Couched between MIT Buildings 43 and 46 is a door leading to the Edgerton Student Shop. Founded by Edgerton Center director Professor J. Kim Vandiver in 1998, the shop is funded by MIT, with capital equipment acquisitions covered by an endowment gift from the Lemelson Foundation.
At a time when the knowledge of how to fabricate things is diminishing, the shop provides students with training on a wide range of fabrication tools. Vandiver notes that “today’s incoming students frequently have little opportunity to acquire hands-on fabrication skills before they come to MIT. To graduate creative and inventive designers and engineers we need to give our students the opportunities to acquire these skills.”
The shop offers intensive training classes — 12 hours per student. There is high demand for these classes, which are a prime opportunity for students to receive high-quality instruction in machining. With nothing but raw materials, they learn to machine the parts for a flashlight from scratch.

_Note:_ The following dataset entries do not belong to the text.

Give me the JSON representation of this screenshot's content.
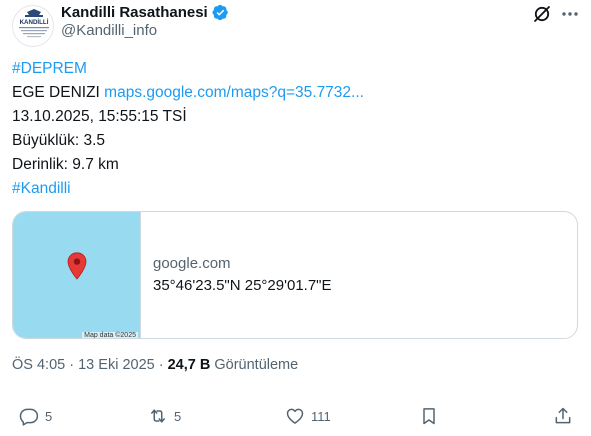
{
  "author": {
    "display_name": "Kandilli Rasathanesi",
    "handle": "@Kandilli_info",
    "avatar_text": "KANDİLLİ"
  },
  "tweet": {
    "hashtag_top": "#DEPREM",
    "location": "EGE DENIZI",
    "link_text": "maps.google.com/maps?q=35.7732...",
    "datetime": "13.10.2025, 15:55:15 TSİ",
    "magnitude": "Büyüklük: 3.5",
    "depth": "Derinlik: 9.7 km",
    "hashtag_bottom": "#Kandilli"
  },
  "card": {
    "domain": "google.com",
    "title": "35°46'23.5\"N 25°29'01.7\"E",
    "map_attribution": "Map data ©2025"
  },
  "meta": {
    "time": "ÖS 4:05",
    "separator": "·",
    "date": "13 Eki 2025",
    "views_count": "24,7 B",
    "views_label": "Görüntüleme"
  },
  "actions": {
    "replies": "5",
    "reposts": "5",
    "likes": "111"
  },
  "colors": {
    "link": "#1d9bf0",
    "verified": "#1d9bf0",
    "secondary_text": "#536471",
    "map_water": "#98dbf0",
    "pin": "#e53935"
  },
  "icons": [
    "verified-badge-icon",
    "grok-icon",
    "more-icon",
    "map-pin-icon",
    "reply-icon",
    "repost-icon",
    "like-icon",
    "bookmark-icon",
    "share-icon"
  ]
}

They also learn how to use machine tools including a metal lathe, a milling machine, a band saw and more.
“Students who come here to take the training are very pleased with the end result. I think they feel like they leave here learning skills that they will use throughout their lifetime, not only in their workplace but also in their home life — whether it’s fixing a lawn mower or working on their vehicle or bicycle,” says Mark Belanger, manager of the Edgerton Student Shop. “They love it. This work is real, hands-on, and directly applicable to life."

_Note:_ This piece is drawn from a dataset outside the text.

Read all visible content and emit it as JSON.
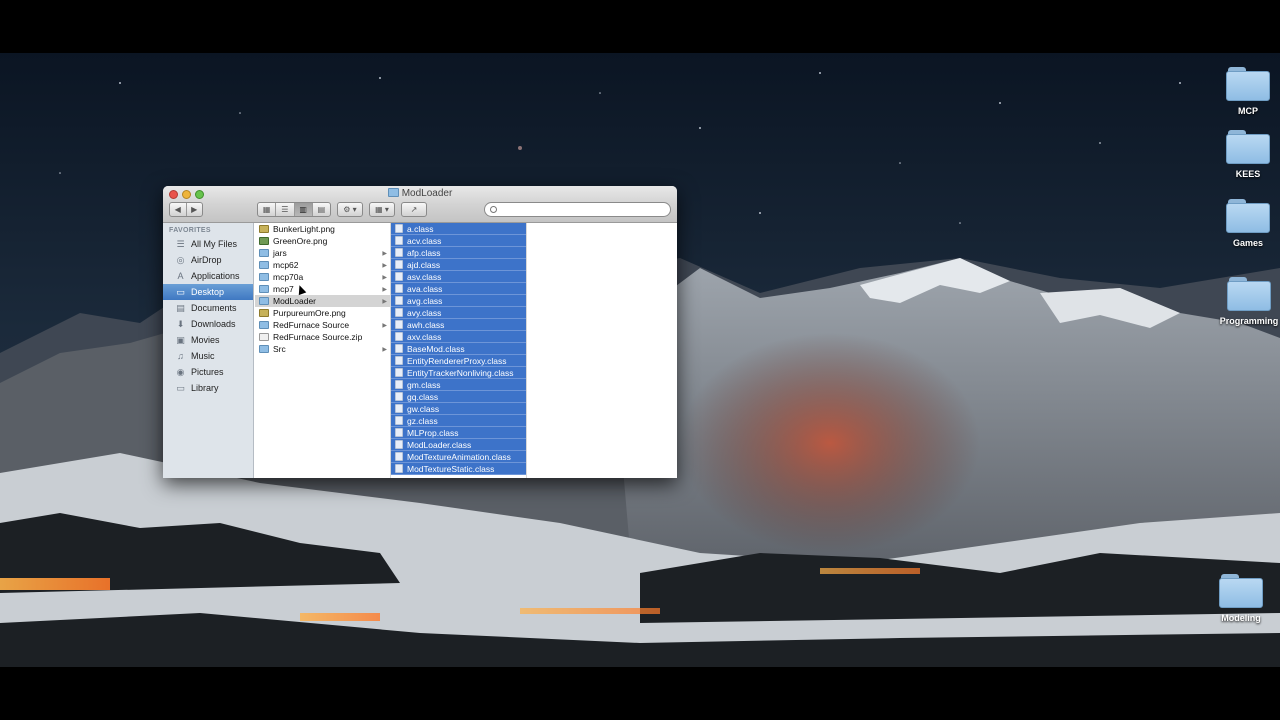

Applying shop skills to life
“My profession is building scale versions of refineries but my hobby is building scale versions of trains,” Madlinger says. In his leisure time, Madlinger is the president of the New Jersey Live Steamers, a train enthusiasts club. At work, Madlinger builds working models of particular units in refineries such as a model of a chemical reactor to test out new catalysts.
“I find that the machining and mechanical skills that I developed while working and teaching at the Edgerton Student Shop provided indispensible preparation for the job I'm doing now at Exxon Mobil," Madlinger says. "I've always viewed those skills as what set me apart from my colleagues: namely, we all went to great schools and have solid knowledge of chemical engineering, but I supplement that knowledge with a complete background of practical machine shop and fabrication knowledge and experience, including CNC programming and machine operation, plus 3D printing, CAD/CAM... the list goes on. Not many people have that these days.”

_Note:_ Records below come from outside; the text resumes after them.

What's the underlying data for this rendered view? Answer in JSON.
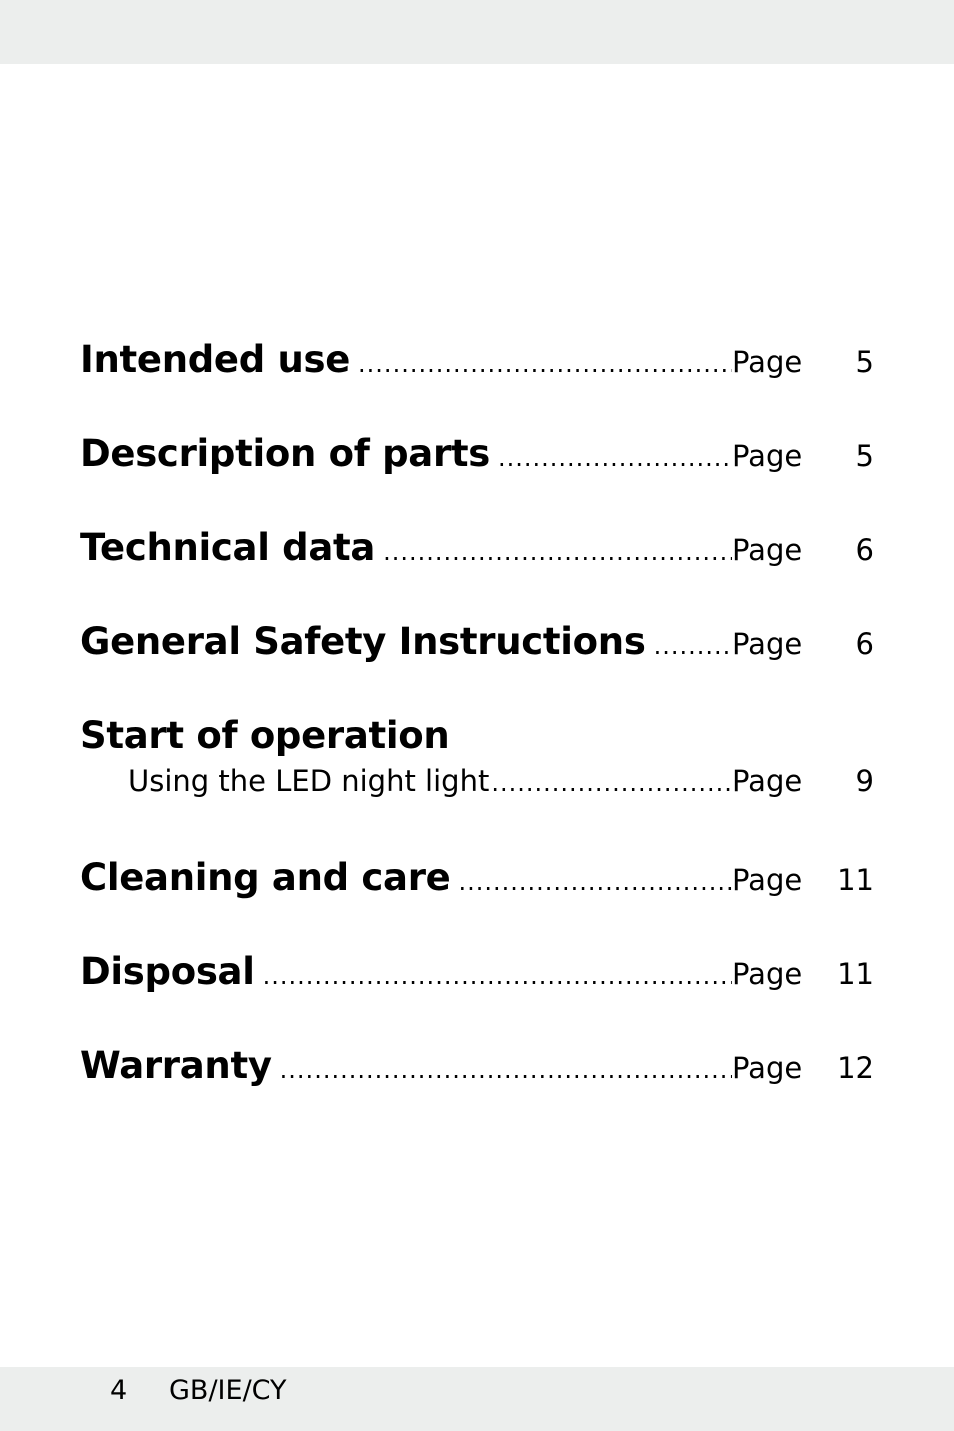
{
  "toc": {
    "entries": [
      {
        "title": "Intended use",
        "page_label": "Page",
        "page": "5"
      },
      {
        "title": "Description of parts",
        "page_label": "Page",
        "page": "5"
      },
      {
        "title": "Technical data",
        "page_label": "Page",
        "page": "6"
      },
      {
        "title": "General Safety Instructions",
        "page_label": "Page",
        "page": "6"
      },
      {
        "title": "Start of operation",
        "subentries": [
          {
            "title": "Using the LED night light",
            "page_label": "Page",
            "page": "9"
          }
        ]
      },
      {
        "title": "Cleaning and care",
        "page_label": "Page",
        "page": "11"
      },
      {
        "title": "Disposal",
        "page_label": "Page",
        "page": "11"
      },
      {
        "title": "Warranty",
        "page_label": "Page",
        "page": "12"
      }
    ],
    "leader": "............................................................................................................................"
  },
  "footer": {
    "page_number": "4",
    "language_codes": "GB/IE/CY"
  }
}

Madlinger considers himself very much a “mens et manus” kind of guy. “It’s an incredible mental challenge, you can’t take every dimension and multiply it by 1/8th. A flame does not scale down. Coal burns the same way and there are certain fundamental physical dynamics that you have to accommodate and adapt your scaled design to. Every fiber of my being is trying to translate the two; translate the theoretical into something very practical.”
Cultivating the next generation of builders
Belanger cultivates an attitude of teamwork and mentorship in the Student Shop. As he puts it, “I sort of groom students when they come in, and — through both building a personal relationship with these students as well as seeing their capabilities in how they work in the shop — we groom them to be future instructors.” Students are given the chance not only to learn how to work with machines but also pay that knowledge forward, guiding the next class of inventors and engineers and assisting on projects.
While most of the projects made in the shop stay on the surface of planet Earth, others have taken a more ethereal spin. Graduate student Shawn Henderson built components for a state-of-the-art dark matter detector that is now deployed 2000 feet underground at the Waste Isolation Pilot Plant in Carlsbad, N.M.
“Before coming to MIT I had no machining experience. Although I made only a small fraction of the detector, I was active in every step of the design, and the practical experience I gained at the Student Shop was essential for the design process,” Henderson says.
Some projects are orbiting the Earth right now. Roedolph Opperman SM ‘10 worked on mechanical parts for the VERTIGO (Visual Estimation and Relative Tracking for Inspection of Generic Objects) flight hardware. This vision-based navigation upgrade to the SPHERES (Synchronized Position Hold Engage Reorient Experimental Satellites) will perform visual mapping and localization inside the International Space Station (ISS). The pieces went into assembly and were sent to the ISS in the fall of 2012.
“I see the shop as kind of like a middle school recess — a place where you can come and have fun, without the stresses of problem sets and homework,” Belanger says. “And you can just kind of release all of that through your hands. It’s just a fun place to be, and I try to make it a fun place for students."
Hamsika Chandrasekar '13, a senior in MIT's Department of Brain and Cognitive Sciences, contributed additional reporting for this story.